'Riverdale' star from 'burbs survived drama of her own
Actress Marisol Nichols has played some tough characters in TV crime shows, but her own life story comes with enough dramatic twists to inspire a week's worth of Lifetime Channel dramas.
• She said she first tried drugs as a suburban 11-year-old and did cocaine at 12.
• As a 16-year-old living in Naperville, she discovered that the man who raised her wasn't her biological father. A Russian-Hungarian Jewish flamenco dancer was.
• She joined the Church of Scientology and credits the church with helping her kick drugs.
• She formed a not-for-profit group, the Foundation for a Slavery Free World, after becoming aware of children being exploited by the sex trade.
Then, there's her career. She made her movie debut as Chevy Chase's daughter in 1997's "Vegas Vacation," starred as Special Agent Nadia Yassir in the 2007 season of Fox's thriller series "24," and had roles in a variety of other shows.
Now, she plays Hermione Lodge in The CW TV series "Riverdale," a darker offshoot of the comic strip "Archie." It starts on Thursday.
Her character, Veronica's mother, is married to an imprisoned crime boss who continues to control her life, even after she moves back to her hometown of Riverdale.
Her high school boyfriend, Archie's father, is now available and attentive. But her old nemesis, Betty's mother, lurks in the wings. It's not your parents' Archie comic book.
Nichols, 43, was born in Chicago's Rogers Park but moved around the Northwest suburbs -- Woodridge, Lisle, Bolingbrook, Naperville, Hinsdale and Oak Brook in quick succession -- while growing up.
She attended Naperville North before graduating from Hinsdale Central High School. ("I only knew like two people at Hinsdale," she said. "I was only there for the last six months of my senior year.")
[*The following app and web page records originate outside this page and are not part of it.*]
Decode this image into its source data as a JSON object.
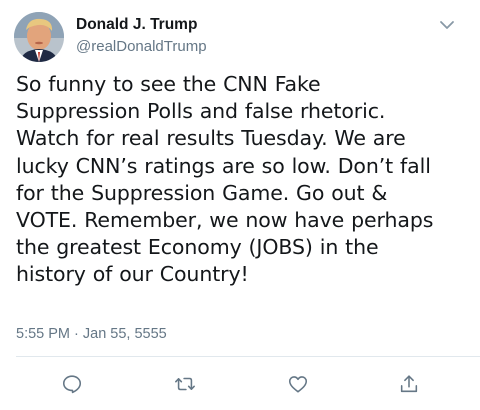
{
  "tweet": {
    "author": {
      "display_name": "Donald J. Trump",
      "handle": "@realDonaldTrump",
      "avatar_icon": "profile-photo"
    },
    "text_lines": [
      "So funny to see the CNN Fake",
      "Suppression Polls and false rhetoric.",
      "Watch for real results Tuesday. We are",
      "lucky CNN’s ratings are so low. Don’t fall",
      "for the Suppression Game. Go out &",
      "VOTE. Remember, we now have perhaps",
      "the greatest Economy (JOBS) in the",
      "history of our Country!"
    ],
    "timestamp": "5:55 PM · Jan 55, 5555",
    "actions": [
      {
        "icon": "reply-icon"
      },
      {
        "icon": "retweet-icon"
      },
      {
        "icon": "like-icon"
      },
      {
        "icon": "share-icon"
      }
    ],
    "menu_icon": "chevron-down-icon"
  },
  "colors": {
    "text": "#14171a",
    "secondary": "#657786",
    "divider": "#e1e8ed"
  }
}
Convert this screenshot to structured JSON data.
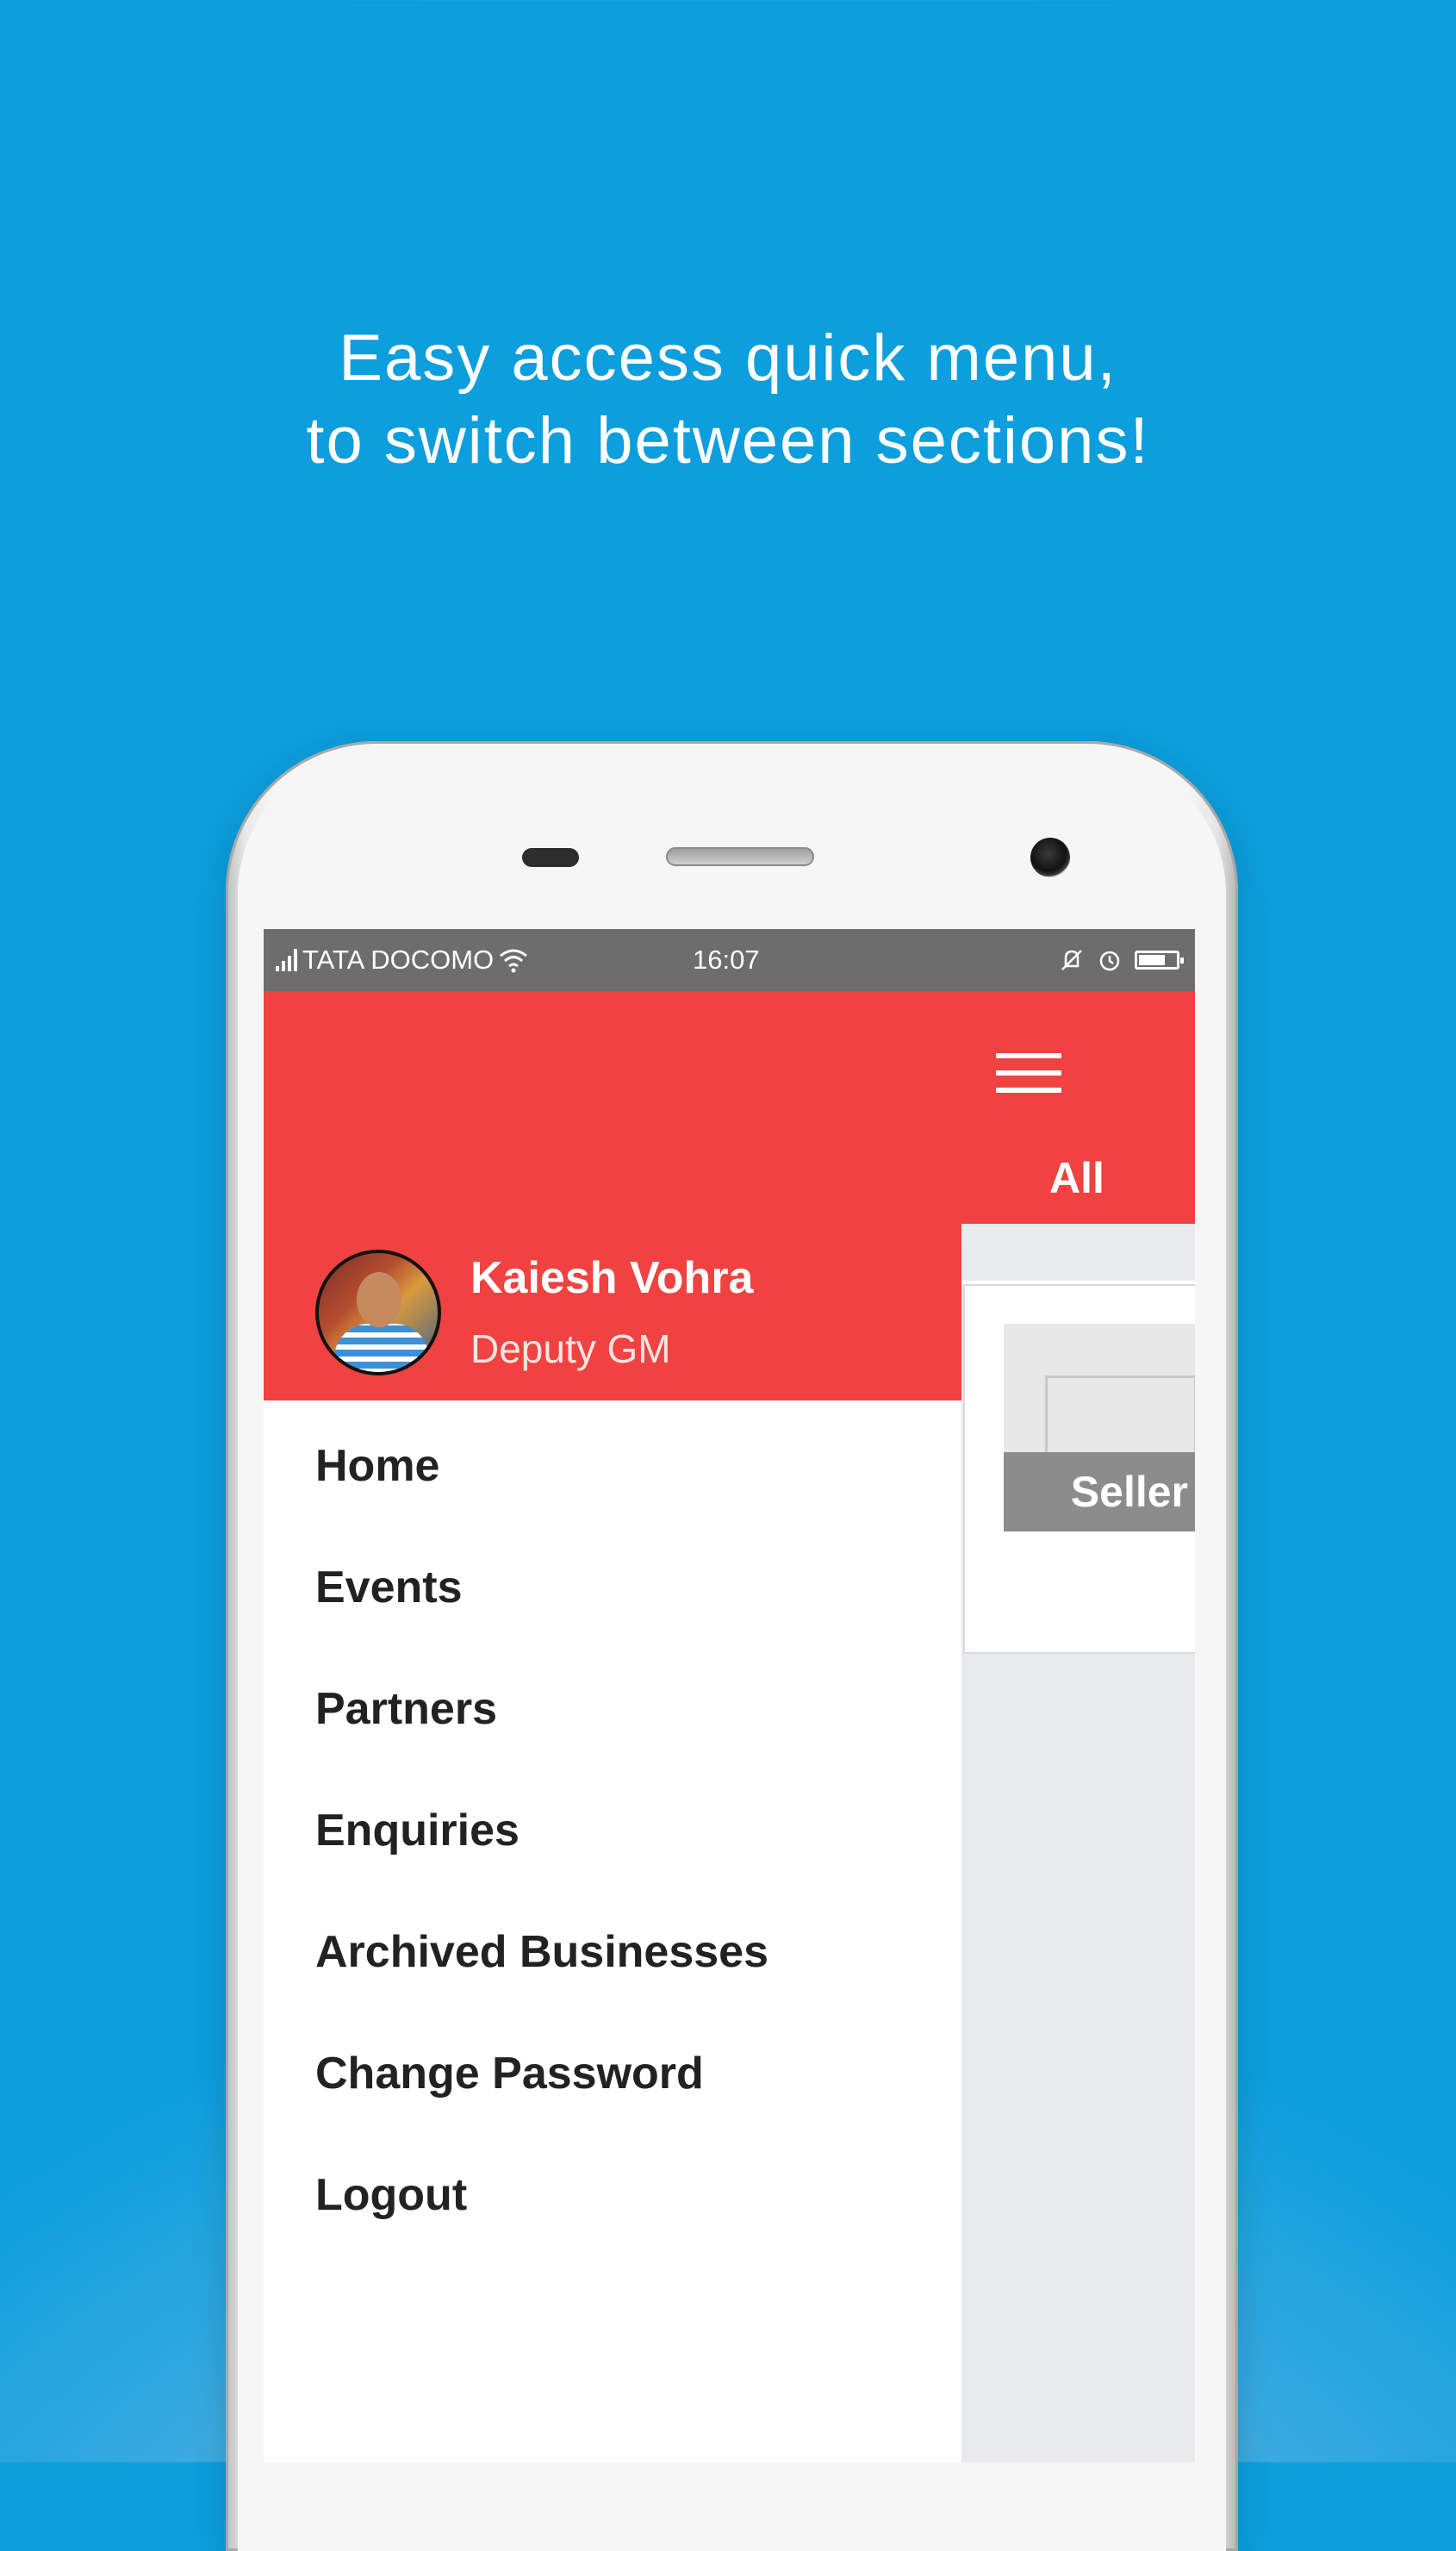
{
  "promo": {
    "line1": "Easy access quick menu,",
    "line2": "to switch between sections!"
  },
  "status_bar": {
    "carrier": "TATA DOCOMO",
    "time": "16:07",
    "icons": [
      "signal-icon",
      "wifi-icon",
      "mute-icon",
      "alarm-icon",
      "battery-icon"
    ]
  },
  "app": {
    "tab_label": "All",
    "card_label": "Seller"
  },
  "drawer": {
    "user_name": "Kaiesh Vohra",
    "user_role": "Deputy GM",
    "menu": [
      "Home",
      "Events",
      "Partners",
      "Enquiries",
      "Archived Businesses",
      "Change Password",
      "Logout"
    ]
  },
  "colors": {
    "accent": "#ef4241",
    "background_top": "#0c9edd",
    "status_bar": "#6d6d6d"
  }
}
She had never been involved in theater. That changed when she went to the College of DuPage. On a whim, she tried out for Arthur Miller's "A View From a Bridge" and nabbed a lead.
"The second I got on stage, it was like oh-my-God! I love this! I love this!"
She credits two DuPage teachers, Frank Tourangeau and Marco Benassi, for changing the course of her life. Three months after the play, she and other DuPage thespians won a national speech and theater championship.
"They were the best teachers I ever had," Nichols said. "They not only taught me to be a good performer; they taught me to be a really good audience member."
Nichols went on to act in TV and movies. She was cast in such shows as "Law and Order," "CSI," "Cold Case" and "Criminal Minds," as well as starring roles on the short-lived "The Gates" and "GCB."
She continued using drugs even in the early years of her acting career. Then, Nichols' chiropractor recommended she check out the Church of Scientology. She did and became not only a member but a cheerleader for the controversial church.
"It changed my life," she said. "It got me off drugs. Then it kept me off drugs."
Something else changed her life as well.
Now married, she has an 8-year-old daughter named Rain.
"My view of the world changed completely when I became a mom," the actress said. "I'm suddenly like, 'Do pop songs always say things like this? How could they put that on the radio?'
"I'm such a parent! Then I listen to songs I listened to in the 1980s. It's the nastiest song! I have this responsibility to make the environment good for her."
And that means she'll be fast-forwarding through parts of "Riverdale" when they watch it together, she said.
-- Dann Gire
• Jamie Sotonoff and Dann Gire want suburbanites in showbiz for their column. Know any? Contact them at email@example.com and firstname.lastname@example.org.
Premieres at 8 p.m. on Thursday, Jan. 26, on The CW